First, the rejoice. Good for them! Way to go, Double Fine! Way to go, adventure game fans everywhere! It’s always exhilarating to see a Kickstarter goal met so quickly, with passion and desire fueling every contribution. In his Kickstarter commercial, Schafer points out that if he were to go to a traditional publisher with the idea of putting out a new adventure game, he’d just get laughed at. And that’s probably true. The genre is certainly not dead, but it’s not as mainstream as first-person shooters or big budget epic RPG romps. By using Kickstarter, Double Fine can create a game for fans, funded by fans. That sounds pretty fantastic.

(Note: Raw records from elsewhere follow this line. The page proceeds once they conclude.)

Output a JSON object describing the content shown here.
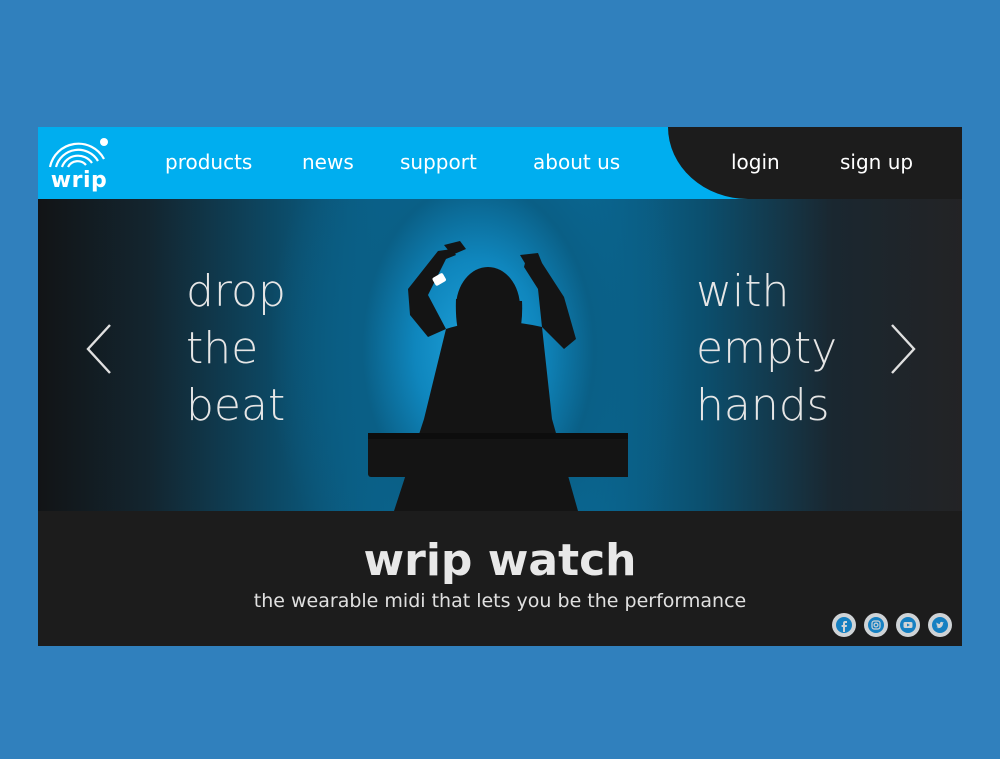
{
  "brand": {
    "logo_text": "wrip"
  },
  "nav": {
    "links": [
      "products",
      "news",
      "support",
      "about us"
    ],
    "login": "login",
    "signup": "sign up"
  },
  "hero": {
    "left_text": "drop\nthe\nbeat",
    "right_text": "with\nempty\nhands"
  },
  "product": {
    "title": "wrip watch",
    "tagline": "the wearable midi that lets you be the performance"
  },
  "socials": [
    "facebook",
    "instagram",
    "youtube",
    "twitter"
  ],
  "colors": {
    "page_bg": "#3080bd",
    "nav_bg": "#00aeef",
    "dark": "#1c1c1c",
    "text": "#e8e8e8",
    "social_icon": "#1580c2"
  }
}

Second, the disappointment. I kind of feel like I went to bed and, unknowingly, in the next room over, a great ol’ happening party was happening. There was cake and spiked punch and board games and laughter and Queen’s greatest hits were playing in a constant loop and everyone was excited and so happy to be there. It was the type of party that would be talked about for days after. I missed all the action though. The party was a success, and I played no part in it. I could have and would have, but I was sleeping. I guess I’m just bummed that I didn’t get to be a part of making it happen, and am rather left to simply contribute a little more to the pile. I’m sure that sounds really stupid, but it’s how I feel.

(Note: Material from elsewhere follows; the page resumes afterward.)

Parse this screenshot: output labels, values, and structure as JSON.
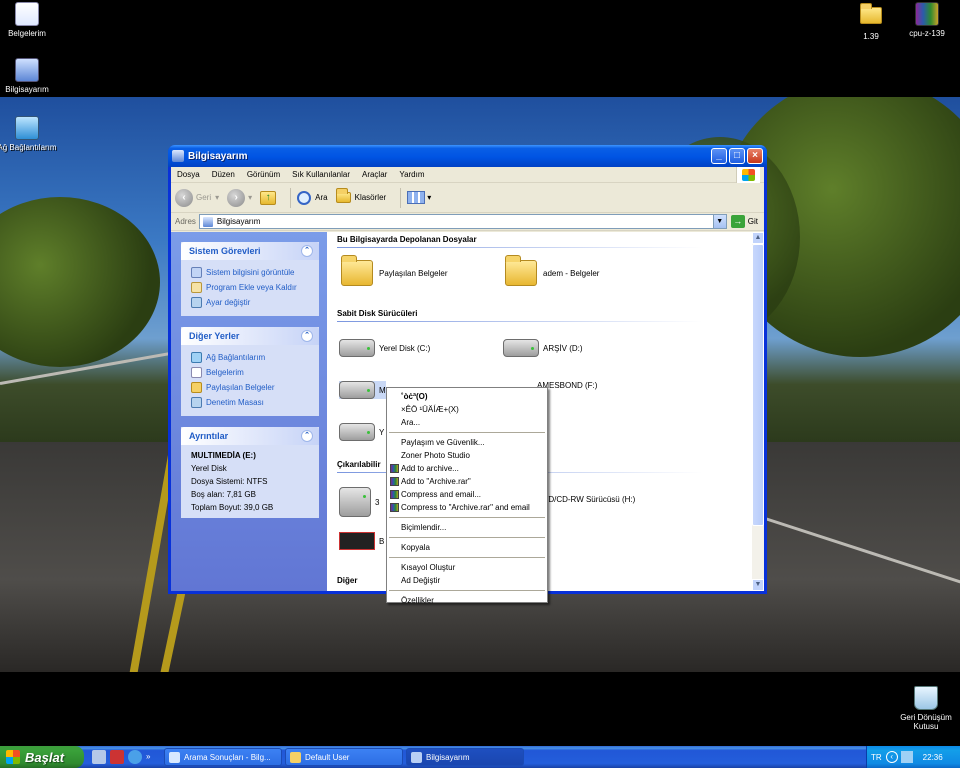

There’s 33 days left to go for the Kickstarter, with extra funds being put towards making the game and documentary as strong as possible, as well as for porting it to other platforms, such as Mac and iOS. I might still donate for the $15 amount, likening it as a pre-order now that it’s clear that it will all come to fruition–or I might not. The game will get made, and Double Fine is tentatively shooting for an October 2012 release, wherein I could just wait and pick it up on Steam then if it looks like a grand time. Which it probably will, seeing who is behind it. I mean, I think people liked Day of the Tentacle, Full Throttle, and Grim Fandango, and I know for certain that I enjoyed Costume Quest, as well as the core game ideas behind Brutal Legend and Stacking.
A lot of Kickstarters that I’m aware of are more for indie projects, so it was a little odd to see a known company like Double Fine using it to help get a game made. But to each their own, I guess. We are living in the future, after all. 2012 and flying cars and meals in pills. That said, where are the Kickstarters for Suikoden VI? Or Primal II? Or Jak 4? Well?